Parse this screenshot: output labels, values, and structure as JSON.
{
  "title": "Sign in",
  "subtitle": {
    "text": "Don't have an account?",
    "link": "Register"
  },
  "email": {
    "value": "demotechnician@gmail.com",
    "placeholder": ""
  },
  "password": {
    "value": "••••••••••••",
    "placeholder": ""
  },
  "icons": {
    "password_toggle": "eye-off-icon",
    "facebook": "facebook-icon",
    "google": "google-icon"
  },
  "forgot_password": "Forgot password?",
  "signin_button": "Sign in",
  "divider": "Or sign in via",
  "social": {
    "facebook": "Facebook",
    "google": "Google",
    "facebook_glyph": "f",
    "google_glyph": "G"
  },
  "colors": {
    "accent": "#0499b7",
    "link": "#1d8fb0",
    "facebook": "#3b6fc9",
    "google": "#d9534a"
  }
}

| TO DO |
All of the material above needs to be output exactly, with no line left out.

| EXERCISE OUTPUT |
Parse this screenshot: output labels, values, and structure as JSON.
{
  "title": "Sign in",
  "subtitle": {
    "text": "Don't have an account?",
    "link": "Register"
  },
  "email": {
    "value": "demotechnician@gmail.com",
    "placeholder": ""
  },
  "password": {
    "value": "••••••••••••",
    "placeholder": ""
  },
  "icons": {
    "password_toggle": "eye-off-icon",
    "facebook": "facebook-icon",
    "google": "google-icon"
  },
  "forgot_password": "Forgot password?",
  "signin_button": "Sign in",
  "divider": "Or sign in via",
  "social": {
    "facebook": "Facebook",
    "google": "Google",
    "facebook_glyph": "f",
    "google_glyph": "G"
  },
  "colors": {
    "accent": "#0499b7",
    "link": "#1d8fb0",
    "facebook": "#3b6fc9",
    "google": "#d9534a"
  }
}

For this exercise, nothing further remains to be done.